Data records for software interfaces:
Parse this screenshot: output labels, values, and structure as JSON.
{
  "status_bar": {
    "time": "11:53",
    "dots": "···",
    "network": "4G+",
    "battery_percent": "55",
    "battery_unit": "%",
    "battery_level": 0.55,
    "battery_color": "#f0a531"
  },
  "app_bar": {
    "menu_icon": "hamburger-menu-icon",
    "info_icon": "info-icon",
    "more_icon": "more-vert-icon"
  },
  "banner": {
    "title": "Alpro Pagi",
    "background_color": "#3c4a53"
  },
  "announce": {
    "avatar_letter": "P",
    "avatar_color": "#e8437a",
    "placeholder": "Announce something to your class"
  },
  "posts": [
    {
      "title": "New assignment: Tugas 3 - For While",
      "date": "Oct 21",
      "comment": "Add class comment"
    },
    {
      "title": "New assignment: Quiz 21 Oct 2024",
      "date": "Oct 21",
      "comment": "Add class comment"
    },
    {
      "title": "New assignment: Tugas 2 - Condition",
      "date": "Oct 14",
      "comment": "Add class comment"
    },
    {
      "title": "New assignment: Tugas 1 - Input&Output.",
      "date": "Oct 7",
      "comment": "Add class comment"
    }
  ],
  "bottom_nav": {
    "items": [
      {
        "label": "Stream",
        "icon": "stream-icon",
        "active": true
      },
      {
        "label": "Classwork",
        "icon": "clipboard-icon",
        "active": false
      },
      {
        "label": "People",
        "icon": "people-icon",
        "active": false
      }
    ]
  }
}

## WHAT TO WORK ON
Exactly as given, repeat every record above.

## TASK SOLUTION
Parse this screenshot: output labels, values, and structure as JSON.
{
  "status_bar": {
    "time": "11:53",
    "dots": "···",
    "network": "4G+",
    "battery_percent": "55",
    "battery_unit": "%",
    "battery_level": 0.55,
    "battery_color": "#f0a531"
  },
  "app_bar": {
    "menu_icon": "hamburger-menu-icon",
    "info_icon": "info-icon",
    "more_icon": "more-vert-icon"
  },
  "banner": {
    "title": "Alpro Pagi",
    "background_color": "#3c4a53"
  },
  "announce": {
    "avatar_letter": "P",
    "avatar_color": "#e8437a",
    "placeholder": "Announce something to your class"
  },
  "posts": [
    {
      "title": "New assignment: Tugas 3 - For While",
      "date": "Oct 21",
      "comment": "Add class comment"
    },
    {
      "title": "New assignment: Quiz 21 Oct 2024",
      "date": "Oct 21",
      "comment": "Add class comment"
    },
    {
      "title": "New assignment: Tugas 2 - Condition",
      "date": "Oct 14",
      "comment": "Add class comment"
    },
    {
      "title": "New assignment: Tugas 1 - Input&Output.",
      "date": "Oct 7",
      "comment": "Add class comment"
    }
  ],
  "bottom_nav": {
    "items": [
      {
        "label": "Stream",
        "icon": "stream-icon",
        "active": true
      },
      {
        "label": "Classwork",
        "icon": "clipboard-icon",
        "active": false
      },
      {
        "label": "People",
        "icon": "people-icon",
        "active": false
      }
    ]
  }
}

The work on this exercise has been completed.